‘Anastasia’ on Broadway Faces Copyright Squabble

MANHATTAN (CN) – The French heir to a 1952 play about the Romanov princess Anastasia is fighting in federal court to squeeze the brakes on a Broadway adaptation by Tony-winning playwright Terrence McNally.

A renowned work in France, Marcelle Maurette’s “Anastasia” made its way to American audiences via two licensed films: the first, in 1956, starring Ingrid Bergman and Yul Brynner, and the second, a 1997 animated feature film starring Meg Ryan.

Describing himself as the sole owner of the copyright interests in Maurette’s play, Jean-Etienne de Becdelievre filed suit last week in U.S. District Court for the Southern District of New York to stop an unlicensed production.

As laid out in the Dec. 8 complaint, Anastasia Musical LLC purports to have been granted the rights to the tale from Twentieth Century Fox Film Corp.

Becdelievre notes, however, that the Rupert Murdoch-owned entertainment conglomerate “possessed only certain limited motion picture-related rights in the play and never possessed the right to produce presentations of the play on the spoken stage.”

The only parties named as defendants to Becdelievre’s action are Anastasia Musical LLC and playright McNally.

Becdelievre notes that Murdoch’s company, which styles itself as 20th Century Fox, adapted the cartoon version of “Anastasia” into live ice-skating show.

Produced by Ringling Bros. Barnum & Bailey, the ice show ran in more than 30 venues from 1998 through 1999, but Becdelievre says a dispute about the license arose in 2002.

McNally’s planned musical, according to the complaint, “ostensibly is a Broadway stage adaptation of both the 1956 motion picture and the 1997 animated film – and, upon information and belief, has been promoted as such – the musical includes multiple characters, plots line and other creative elements that are original to the play.”

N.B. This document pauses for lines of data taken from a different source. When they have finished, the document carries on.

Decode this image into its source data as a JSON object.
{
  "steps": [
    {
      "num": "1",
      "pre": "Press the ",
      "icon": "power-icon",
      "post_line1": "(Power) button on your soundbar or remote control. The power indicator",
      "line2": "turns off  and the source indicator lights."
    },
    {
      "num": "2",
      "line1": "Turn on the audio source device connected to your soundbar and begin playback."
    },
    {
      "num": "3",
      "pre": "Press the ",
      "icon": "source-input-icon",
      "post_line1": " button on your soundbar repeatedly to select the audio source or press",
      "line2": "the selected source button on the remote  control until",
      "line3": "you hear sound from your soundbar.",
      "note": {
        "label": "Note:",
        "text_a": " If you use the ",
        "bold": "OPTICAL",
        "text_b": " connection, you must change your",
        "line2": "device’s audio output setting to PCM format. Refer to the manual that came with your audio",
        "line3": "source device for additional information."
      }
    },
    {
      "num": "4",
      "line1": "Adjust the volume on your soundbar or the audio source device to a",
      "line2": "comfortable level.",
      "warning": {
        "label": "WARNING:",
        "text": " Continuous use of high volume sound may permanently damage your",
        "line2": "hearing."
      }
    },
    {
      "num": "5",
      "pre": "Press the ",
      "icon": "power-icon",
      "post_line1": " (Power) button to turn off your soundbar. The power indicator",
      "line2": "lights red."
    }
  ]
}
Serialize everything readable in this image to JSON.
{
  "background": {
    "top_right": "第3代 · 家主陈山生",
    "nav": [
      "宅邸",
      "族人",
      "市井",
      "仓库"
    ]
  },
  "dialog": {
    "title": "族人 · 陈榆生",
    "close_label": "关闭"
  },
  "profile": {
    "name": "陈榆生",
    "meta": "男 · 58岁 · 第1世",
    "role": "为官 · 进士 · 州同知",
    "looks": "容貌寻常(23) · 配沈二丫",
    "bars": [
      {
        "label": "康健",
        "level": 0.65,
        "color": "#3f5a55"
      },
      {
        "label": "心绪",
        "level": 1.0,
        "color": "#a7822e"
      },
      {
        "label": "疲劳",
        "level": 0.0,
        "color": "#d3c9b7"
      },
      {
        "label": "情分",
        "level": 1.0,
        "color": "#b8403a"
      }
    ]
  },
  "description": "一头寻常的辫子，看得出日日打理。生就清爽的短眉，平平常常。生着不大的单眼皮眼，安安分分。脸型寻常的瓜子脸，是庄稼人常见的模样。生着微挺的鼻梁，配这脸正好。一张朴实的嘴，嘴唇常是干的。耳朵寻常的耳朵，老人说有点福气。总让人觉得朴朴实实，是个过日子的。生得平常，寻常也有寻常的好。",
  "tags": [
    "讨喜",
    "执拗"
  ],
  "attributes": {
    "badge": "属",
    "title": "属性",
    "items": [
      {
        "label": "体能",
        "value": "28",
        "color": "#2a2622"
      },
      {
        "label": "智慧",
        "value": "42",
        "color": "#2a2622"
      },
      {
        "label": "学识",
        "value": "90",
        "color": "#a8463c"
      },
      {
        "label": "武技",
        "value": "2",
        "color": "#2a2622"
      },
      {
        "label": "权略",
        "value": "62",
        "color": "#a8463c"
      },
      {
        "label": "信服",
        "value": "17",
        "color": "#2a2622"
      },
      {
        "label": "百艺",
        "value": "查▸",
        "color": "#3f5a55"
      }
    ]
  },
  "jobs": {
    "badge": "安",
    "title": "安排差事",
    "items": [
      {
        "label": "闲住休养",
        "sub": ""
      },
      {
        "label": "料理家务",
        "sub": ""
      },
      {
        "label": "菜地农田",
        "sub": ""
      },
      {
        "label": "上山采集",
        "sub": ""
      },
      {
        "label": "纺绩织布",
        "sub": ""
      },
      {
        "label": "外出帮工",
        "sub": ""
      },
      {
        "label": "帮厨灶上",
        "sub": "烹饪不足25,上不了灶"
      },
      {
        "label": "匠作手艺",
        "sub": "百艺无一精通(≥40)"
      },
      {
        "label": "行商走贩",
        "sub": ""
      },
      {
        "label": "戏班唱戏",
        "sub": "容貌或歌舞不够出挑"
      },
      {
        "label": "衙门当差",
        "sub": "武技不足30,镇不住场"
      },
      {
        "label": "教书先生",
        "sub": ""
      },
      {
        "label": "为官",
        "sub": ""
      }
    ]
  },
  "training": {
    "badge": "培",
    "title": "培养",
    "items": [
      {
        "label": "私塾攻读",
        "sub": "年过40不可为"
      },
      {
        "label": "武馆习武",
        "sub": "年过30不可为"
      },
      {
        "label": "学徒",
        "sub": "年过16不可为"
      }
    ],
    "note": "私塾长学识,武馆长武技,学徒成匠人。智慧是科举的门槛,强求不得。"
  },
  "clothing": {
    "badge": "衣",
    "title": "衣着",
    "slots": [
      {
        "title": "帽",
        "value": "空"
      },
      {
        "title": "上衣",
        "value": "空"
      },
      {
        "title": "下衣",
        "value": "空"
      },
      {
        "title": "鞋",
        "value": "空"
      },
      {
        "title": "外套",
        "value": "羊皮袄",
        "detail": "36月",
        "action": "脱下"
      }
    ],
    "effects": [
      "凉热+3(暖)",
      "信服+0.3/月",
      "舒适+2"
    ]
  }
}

Maurette’s original play is set in Europe in the 1920s when there was a phenomenon of people purporting to be surviving children of Czar Alexander Romanov, who was murdered along with his entire family by communist revolutionaries in 1918.

The protagonist of the play, Anya, is a poor, orphaned woman suffering from amnesia. She falls in with a band of conmen hoping to deceive the mother of Czar Alexander into thinking that they have found the czar’s eldest daughter, Anastasia, still alive.

From here, the play takes artistic liberties. Though the characters discover that their imposter really is the princess Anastasia, Anya opts to run away with her love interest rather than resume her position in the Romanov line.

McNally’s play is strikingly similar, according to the complaint, and includes six songs from the 1997 animated film, including the Oscar-nominated “Journey to the Past.”

Both play and the musical, the complaint says, “conclude on a wistful, nostalgic note.”

Anastasia Broadway has called Becdelievre’s complaint “wholly without merit.”

“While the works may start with the basic idea of the historical story of the real-life Anastasia Romanov, copyright law does not protect ideas or historical facts,” the production company said in a statement.

Disputing that the two works are similar, the producers note that their “production has a different plot, different characters, and different settings, not to mention the numerous songs that appear in the Broadway musical that do not appear in plaintiff’s straight play.”

McNally’s musical ran at The Hartford Stage in Connecticut from May to June, and the Broadway show begins with previews at the Broadhurst Theater on March 23 with opening night on April 24.

Becdelievre seeks damages and an injunction, alleging three counts of copyright infringement.

He is represented by Matthew Giger with Rosenberg & Giger.